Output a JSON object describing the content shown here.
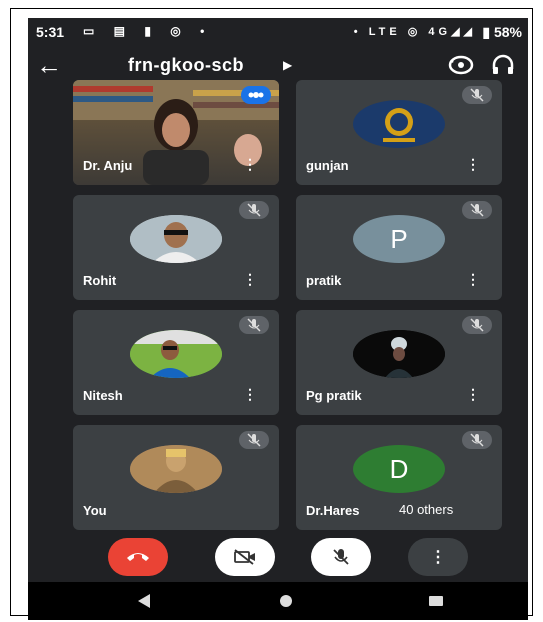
{
  "status": {
    "time": "5:31",
    "network": "LTE",
    "signal": "4G",
    "battery": "58%"
  },
  "meeting": {
    "title": "frn-gkoo-scb"
  },
  "participants": [
    {
      "name": "Dr. Anju",
      "kind": "video",
      "muted": false
    },
    {
      "name": "gunjan",
      "kind": "logo",
      "muted": true
    },
    {
      "name": "Rohit",
      "kind": "photo",
      "muted": true
    },
    {
      "name": "pratik",
      "kind": "letter",
      "letter": "P",
      "color": "#78909c",
      "muted": true
    },
    {
      "name": "Nitesh",
      "kind": "photo",
      "muted": true
    },
    {
      "name": "Pg pratik",
      "kind": "photo",
      "muted": true
    },
    {
      "name": "You",
      "kind": "photo",
      "muted": true
    },
    {
      "name": "Dr.Hares",
      "kind": "letter",
      "letter": "D",
      "color": "#2e7d32",
      "muted": true
    }
  ],
  "others_label": "40 others",
  "colors": {
    "end_call": "#ea4335",
    "tile_bg": "#3c4043",
    "speaking": "#1a73e8"
  },
  "icons": {
    "back": "arrow-left-icon",
    "camera_switch": "camera-switch-icon",
    "audio": "headphones-icon",
    "muted": "mic-off-icon",
    "more": "more-vert-icon"
  }
}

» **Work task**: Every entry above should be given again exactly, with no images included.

» **Solution to this exercise**:
Output a JSON object describing the content shown here.
{
  "status": {
    "time": "5:31",
    "network": "LTE",
    "signal": "4G",
    "battery": "58%"
  },
  "meeting": {
    "title": "frn-gkoo-scb"
  },
  "participants": [
    {
      "name": "Dr. Anju",
      "kind": "video",
      "muted": false
    },
    {
      "name": "gunjan",
      "kind": "logo",
      "muted": true
    },
    {
      "name": "Rohit",
      "kind": "photo",
      "muted": true
    },
    {
      "name": "pratik",
      "kind": "letter",
      "letter": "P",
      "color": "#78909c",
      "muted": true
    },
    {
      "name": "Nitesh",
      "kind": "photo",
      "muted": true
    },
    {
      "name": "Pg pratik",
      "kind": "photo",
      "muted": true
    },
    {
      "name": "You",
      "kind": "photo",
      "muted": true
    },
    {
      "name": "Dr.Hares",
      "kind": "letter",
      "letter": "D",
      "color": "#2e7d32",
      "muted": true
    }
  ],
  "others_label": "40 others",
  "colors": {
    "end_call": "#ea4335",
    "tile_bg": "#3c4043",
    "speaking": "#1a73e8"
  },
  "icons": {
    "back": "arrow-left-icon",
    "camera_switch": "camera-switch-icon",
    "audio": "headphones-icon",
    "muted": "mic-off-icon",
    "more": "more-vert-icon"
  }
}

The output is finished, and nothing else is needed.